*Exercise instructions*
Only the lines that hold "tylko" should be in the answer, each copied from the data below.

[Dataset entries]
□ □ □ □

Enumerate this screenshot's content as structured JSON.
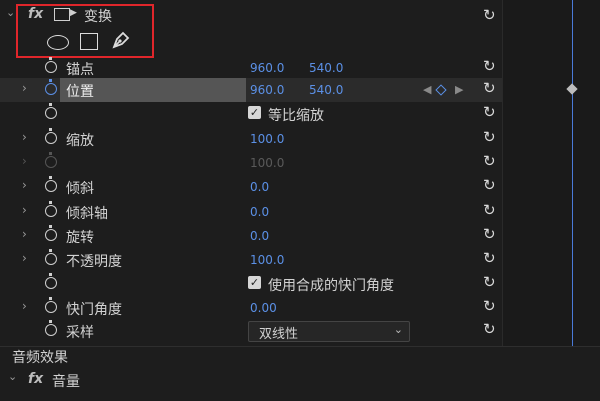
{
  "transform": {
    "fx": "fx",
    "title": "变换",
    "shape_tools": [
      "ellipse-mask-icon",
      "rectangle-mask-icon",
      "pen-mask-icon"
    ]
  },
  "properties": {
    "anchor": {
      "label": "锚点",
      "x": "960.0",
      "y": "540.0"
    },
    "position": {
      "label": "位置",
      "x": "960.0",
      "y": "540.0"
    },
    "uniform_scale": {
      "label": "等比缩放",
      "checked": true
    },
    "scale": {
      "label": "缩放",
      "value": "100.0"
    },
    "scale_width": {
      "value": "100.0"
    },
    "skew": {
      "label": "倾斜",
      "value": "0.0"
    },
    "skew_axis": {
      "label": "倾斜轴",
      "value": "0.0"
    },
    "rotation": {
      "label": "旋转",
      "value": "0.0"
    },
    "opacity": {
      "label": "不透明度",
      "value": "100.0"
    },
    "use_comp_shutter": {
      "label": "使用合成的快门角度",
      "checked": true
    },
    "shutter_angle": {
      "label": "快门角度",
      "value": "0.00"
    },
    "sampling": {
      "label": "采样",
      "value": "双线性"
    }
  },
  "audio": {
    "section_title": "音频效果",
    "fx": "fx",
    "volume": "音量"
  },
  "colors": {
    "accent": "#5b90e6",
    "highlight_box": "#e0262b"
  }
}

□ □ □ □

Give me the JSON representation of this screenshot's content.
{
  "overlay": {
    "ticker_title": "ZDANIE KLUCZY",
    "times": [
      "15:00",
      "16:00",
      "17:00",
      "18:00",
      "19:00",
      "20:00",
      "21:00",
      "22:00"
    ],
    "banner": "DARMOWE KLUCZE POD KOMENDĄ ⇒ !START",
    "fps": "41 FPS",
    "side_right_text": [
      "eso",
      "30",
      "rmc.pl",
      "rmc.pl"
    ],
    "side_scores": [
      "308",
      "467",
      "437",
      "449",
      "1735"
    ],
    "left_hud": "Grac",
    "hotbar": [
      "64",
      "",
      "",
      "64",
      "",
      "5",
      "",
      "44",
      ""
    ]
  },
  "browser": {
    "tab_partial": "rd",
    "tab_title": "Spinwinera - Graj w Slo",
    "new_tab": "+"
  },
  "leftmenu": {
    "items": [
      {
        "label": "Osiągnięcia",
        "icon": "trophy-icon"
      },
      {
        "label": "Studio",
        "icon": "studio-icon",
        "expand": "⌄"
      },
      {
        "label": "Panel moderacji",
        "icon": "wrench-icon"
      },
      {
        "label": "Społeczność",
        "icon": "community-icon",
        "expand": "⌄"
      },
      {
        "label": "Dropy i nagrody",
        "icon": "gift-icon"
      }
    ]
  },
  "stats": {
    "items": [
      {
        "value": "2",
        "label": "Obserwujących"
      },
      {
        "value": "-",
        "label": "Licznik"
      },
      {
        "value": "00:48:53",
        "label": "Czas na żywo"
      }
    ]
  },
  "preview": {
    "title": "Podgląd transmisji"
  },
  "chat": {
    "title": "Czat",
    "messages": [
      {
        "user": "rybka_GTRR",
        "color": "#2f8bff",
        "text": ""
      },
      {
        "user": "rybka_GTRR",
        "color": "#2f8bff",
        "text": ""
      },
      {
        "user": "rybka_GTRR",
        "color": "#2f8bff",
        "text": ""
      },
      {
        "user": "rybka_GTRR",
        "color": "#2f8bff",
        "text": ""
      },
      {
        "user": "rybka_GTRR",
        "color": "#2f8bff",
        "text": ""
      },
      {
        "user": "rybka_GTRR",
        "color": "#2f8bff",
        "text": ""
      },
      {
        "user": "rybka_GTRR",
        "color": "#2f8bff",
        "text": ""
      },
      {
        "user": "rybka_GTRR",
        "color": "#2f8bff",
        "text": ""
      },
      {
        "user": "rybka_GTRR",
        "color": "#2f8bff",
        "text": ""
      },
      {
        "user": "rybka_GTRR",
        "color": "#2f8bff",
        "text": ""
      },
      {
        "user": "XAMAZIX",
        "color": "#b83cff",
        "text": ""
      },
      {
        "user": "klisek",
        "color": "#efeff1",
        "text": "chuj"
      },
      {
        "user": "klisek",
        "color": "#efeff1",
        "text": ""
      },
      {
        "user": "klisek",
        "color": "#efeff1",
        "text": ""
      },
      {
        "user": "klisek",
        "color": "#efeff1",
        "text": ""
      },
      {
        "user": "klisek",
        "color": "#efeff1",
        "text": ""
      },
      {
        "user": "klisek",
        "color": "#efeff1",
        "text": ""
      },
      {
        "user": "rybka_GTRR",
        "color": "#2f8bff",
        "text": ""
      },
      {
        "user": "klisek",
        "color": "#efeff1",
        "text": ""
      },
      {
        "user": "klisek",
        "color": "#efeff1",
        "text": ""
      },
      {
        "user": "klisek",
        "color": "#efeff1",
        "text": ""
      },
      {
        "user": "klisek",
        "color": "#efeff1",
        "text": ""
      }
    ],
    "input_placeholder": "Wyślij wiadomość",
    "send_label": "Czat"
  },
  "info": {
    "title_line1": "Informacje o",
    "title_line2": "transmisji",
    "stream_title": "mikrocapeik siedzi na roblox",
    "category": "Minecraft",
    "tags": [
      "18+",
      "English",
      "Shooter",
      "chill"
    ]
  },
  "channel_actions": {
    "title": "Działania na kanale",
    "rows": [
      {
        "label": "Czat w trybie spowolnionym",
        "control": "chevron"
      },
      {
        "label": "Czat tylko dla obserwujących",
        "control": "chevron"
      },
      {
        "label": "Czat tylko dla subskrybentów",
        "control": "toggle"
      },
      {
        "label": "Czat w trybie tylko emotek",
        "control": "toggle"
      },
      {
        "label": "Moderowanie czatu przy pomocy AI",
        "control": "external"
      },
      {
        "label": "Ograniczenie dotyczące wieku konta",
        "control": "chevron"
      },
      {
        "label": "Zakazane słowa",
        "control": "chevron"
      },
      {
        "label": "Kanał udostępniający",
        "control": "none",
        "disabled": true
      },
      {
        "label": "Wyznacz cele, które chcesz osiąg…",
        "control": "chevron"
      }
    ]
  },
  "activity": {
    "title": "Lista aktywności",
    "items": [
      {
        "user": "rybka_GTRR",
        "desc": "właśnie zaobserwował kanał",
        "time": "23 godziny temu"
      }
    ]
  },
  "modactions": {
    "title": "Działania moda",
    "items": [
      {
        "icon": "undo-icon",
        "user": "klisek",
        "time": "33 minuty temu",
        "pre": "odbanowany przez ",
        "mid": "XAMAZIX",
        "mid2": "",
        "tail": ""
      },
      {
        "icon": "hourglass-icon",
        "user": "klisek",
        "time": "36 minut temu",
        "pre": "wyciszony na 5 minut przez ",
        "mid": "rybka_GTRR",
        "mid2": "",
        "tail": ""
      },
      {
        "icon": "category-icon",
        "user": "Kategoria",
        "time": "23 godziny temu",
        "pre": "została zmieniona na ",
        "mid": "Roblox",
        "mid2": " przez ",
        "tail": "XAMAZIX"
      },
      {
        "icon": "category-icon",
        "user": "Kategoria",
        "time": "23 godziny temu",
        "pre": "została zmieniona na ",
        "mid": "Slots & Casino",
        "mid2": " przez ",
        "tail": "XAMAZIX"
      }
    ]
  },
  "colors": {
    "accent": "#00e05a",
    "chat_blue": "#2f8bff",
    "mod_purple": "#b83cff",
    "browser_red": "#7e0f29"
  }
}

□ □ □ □

*Result of this task*
        "label": "Czat tylko dla obserwujących",
        "label": "Czat tylko dla subskrybentów",
        "label": "Czat w trybie tylko emotek",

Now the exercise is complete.